Several of Cisco’s Small Business Switches are vulnerable to a software bug that could allow an attacker to bypass user authentication and execute code with admin privileges.
Cisco doesn’t have a patch for affected systems yet, but it details a work around. Devices are vulnerable if no user accounts have been configured with access privileges set to “level 15”.
The software by default creates a highly privileged user account for initial set up, which isn’t visible to an admin and can’t be removed from the system. An attacker can use this account to log in and execute code with full admin rights.
An admin can disable the setup account by creating other user accounts set to level 15, but if all user-configured level 15 accounts are removed, the software revives the hidden set up account and doesn’t notify the admin. That’s when an attacker could exploit the flaw with full admin rights.
The workaround involves creating one or more user accounts with access privileges set to level 15.
Affected devices include Cisco Small Business 200 Series Smart Switches, Cisco Small Business 300 Series Managed Switches, Cisco Small Business 500 Series Stackable Managed Switches, Cisco 250 Series Smart Switches, Cisco 350 Series Managed Switches, Cisco 350X Series Stackable Managed Switches, and Cisco 550X Series Stackable Managed Switches.
Cisco’s CUE contains a Java deserialization flaw that allows a remote attacker to execute shell commands at will as root user. Fortunately Cisco does have a patch available. The bug affects affects all CUE releases before 9.0.6.

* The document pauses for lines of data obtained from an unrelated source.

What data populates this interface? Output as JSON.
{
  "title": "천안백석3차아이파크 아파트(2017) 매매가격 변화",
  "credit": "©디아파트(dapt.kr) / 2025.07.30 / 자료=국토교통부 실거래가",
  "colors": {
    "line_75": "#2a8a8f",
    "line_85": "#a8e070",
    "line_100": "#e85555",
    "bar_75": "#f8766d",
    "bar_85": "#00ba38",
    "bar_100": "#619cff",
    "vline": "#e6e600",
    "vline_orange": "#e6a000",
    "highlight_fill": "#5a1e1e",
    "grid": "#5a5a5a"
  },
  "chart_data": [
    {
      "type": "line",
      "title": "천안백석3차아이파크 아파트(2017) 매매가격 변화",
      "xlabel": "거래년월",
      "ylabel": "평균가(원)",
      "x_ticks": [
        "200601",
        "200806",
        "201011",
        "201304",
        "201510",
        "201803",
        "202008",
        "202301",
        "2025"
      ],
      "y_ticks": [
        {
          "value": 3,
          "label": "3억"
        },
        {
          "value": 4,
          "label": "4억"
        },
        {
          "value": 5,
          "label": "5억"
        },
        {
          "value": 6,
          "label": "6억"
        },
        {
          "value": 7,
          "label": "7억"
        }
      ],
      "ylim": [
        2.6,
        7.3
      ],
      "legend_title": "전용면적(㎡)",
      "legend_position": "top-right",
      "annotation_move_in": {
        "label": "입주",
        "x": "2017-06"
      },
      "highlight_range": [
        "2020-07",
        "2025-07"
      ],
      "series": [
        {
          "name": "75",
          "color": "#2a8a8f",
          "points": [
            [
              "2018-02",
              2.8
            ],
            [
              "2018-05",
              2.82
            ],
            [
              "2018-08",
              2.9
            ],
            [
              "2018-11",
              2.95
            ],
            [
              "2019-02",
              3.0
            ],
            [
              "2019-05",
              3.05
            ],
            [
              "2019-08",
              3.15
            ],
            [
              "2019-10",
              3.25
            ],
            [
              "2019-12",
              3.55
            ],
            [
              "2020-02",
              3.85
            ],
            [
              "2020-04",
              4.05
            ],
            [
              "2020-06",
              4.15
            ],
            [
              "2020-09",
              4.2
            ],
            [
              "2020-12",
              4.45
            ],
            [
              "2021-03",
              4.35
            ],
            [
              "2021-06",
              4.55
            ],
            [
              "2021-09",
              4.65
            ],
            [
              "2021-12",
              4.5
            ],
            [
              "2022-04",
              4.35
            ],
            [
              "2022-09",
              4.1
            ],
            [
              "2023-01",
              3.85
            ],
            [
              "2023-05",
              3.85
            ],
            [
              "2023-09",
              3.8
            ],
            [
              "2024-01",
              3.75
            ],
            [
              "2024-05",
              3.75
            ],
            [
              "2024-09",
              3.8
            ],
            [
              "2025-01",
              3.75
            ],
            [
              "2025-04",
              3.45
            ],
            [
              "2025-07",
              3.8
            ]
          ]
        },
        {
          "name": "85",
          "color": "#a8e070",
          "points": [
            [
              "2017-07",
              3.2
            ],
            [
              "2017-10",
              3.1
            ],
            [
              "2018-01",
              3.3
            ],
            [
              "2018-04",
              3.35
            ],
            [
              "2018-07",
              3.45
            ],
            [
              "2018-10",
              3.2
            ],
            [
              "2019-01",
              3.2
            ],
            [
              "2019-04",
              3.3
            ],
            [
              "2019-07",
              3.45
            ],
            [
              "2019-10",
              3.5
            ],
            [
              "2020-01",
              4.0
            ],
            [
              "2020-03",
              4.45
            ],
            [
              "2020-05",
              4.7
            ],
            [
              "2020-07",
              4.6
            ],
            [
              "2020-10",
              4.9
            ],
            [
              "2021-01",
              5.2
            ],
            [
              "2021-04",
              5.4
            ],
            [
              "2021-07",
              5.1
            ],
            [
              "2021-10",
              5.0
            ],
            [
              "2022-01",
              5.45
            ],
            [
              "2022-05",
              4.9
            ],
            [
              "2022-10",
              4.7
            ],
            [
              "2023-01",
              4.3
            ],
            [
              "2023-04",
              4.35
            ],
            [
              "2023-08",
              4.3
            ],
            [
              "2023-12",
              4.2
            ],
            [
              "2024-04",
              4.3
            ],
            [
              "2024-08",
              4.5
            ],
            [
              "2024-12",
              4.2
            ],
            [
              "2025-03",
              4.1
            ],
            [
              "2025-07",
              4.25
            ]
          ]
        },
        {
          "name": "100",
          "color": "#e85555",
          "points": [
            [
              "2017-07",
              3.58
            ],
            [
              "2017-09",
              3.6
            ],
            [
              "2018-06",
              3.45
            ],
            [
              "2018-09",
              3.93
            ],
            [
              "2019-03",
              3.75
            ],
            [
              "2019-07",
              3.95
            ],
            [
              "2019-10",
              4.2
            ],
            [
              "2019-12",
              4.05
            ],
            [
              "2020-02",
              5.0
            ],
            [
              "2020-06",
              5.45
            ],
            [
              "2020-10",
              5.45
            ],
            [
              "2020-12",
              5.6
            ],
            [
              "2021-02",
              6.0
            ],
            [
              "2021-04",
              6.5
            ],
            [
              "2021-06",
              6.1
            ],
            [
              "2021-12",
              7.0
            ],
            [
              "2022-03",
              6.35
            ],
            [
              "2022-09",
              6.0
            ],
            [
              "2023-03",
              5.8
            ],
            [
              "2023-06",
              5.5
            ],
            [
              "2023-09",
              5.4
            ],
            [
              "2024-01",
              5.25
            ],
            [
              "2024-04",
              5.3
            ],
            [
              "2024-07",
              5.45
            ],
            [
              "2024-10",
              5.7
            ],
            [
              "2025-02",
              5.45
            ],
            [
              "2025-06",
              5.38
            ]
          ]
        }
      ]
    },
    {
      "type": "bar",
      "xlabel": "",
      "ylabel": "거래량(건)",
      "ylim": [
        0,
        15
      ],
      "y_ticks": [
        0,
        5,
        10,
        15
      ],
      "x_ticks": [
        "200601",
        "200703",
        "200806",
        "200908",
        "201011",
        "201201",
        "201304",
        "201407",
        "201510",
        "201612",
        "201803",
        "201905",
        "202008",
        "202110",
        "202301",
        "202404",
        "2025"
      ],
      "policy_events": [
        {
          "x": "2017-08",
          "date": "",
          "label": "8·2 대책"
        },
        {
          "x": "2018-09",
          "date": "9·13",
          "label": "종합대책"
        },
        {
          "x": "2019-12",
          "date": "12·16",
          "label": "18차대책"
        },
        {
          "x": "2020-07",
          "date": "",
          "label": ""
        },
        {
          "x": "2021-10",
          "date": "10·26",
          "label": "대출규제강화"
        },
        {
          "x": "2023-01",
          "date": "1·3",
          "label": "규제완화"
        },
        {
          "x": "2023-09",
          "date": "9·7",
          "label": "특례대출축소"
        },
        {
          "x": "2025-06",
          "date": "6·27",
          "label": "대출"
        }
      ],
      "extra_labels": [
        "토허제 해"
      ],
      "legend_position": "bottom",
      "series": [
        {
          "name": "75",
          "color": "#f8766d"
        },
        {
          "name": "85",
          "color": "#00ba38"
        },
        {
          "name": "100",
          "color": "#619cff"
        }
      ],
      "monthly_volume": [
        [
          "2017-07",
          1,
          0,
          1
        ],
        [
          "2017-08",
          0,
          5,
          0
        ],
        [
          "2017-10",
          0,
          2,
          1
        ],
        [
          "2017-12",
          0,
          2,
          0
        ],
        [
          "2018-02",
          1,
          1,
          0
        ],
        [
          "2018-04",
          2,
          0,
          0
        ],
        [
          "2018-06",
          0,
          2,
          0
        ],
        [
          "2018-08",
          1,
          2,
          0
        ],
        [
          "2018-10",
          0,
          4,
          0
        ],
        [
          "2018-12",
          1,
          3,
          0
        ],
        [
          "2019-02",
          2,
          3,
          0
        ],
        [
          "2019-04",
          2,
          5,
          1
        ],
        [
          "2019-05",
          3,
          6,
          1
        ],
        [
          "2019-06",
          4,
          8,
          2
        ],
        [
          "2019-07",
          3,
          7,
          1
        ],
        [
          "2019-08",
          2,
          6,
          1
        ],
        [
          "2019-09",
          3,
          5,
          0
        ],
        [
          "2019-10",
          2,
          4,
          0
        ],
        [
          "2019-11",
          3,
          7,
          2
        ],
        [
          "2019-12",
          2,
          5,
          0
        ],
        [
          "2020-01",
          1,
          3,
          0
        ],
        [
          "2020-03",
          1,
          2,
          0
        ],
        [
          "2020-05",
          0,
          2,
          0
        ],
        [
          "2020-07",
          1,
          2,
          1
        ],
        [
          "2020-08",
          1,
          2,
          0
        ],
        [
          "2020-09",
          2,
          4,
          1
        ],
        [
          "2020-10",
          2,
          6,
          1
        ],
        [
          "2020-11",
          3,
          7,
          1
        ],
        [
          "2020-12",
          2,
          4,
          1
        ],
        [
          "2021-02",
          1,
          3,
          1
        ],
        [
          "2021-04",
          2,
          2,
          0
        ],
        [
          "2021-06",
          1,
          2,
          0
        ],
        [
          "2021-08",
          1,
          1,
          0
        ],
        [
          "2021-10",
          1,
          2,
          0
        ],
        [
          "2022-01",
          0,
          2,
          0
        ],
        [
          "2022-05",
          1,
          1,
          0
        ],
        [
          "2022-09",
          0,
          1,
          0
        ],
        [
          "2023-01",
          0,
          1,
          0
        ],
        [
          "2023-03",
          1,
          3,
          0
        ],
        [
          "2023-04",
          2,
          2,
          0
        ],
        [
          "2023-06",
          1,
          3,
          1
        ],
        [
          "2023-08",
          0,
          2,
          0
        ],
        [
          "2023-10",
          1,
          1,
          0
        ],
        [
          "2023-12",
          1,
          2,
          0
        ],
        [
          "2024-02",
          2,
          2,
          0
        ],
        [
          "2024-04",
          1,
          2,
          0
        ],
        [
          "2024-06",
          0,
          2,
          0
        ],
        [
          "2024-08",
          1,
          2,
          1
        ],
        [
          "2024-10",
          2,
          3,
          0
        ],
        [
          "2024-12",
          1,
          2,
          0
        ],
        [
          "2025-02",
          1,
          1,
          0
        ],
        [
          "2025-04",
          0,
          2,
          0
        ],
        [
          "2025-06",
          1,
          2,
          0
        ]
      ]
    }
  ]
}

Cisco disclosed 11 more medium severity flaws on Wednesday that can be found here.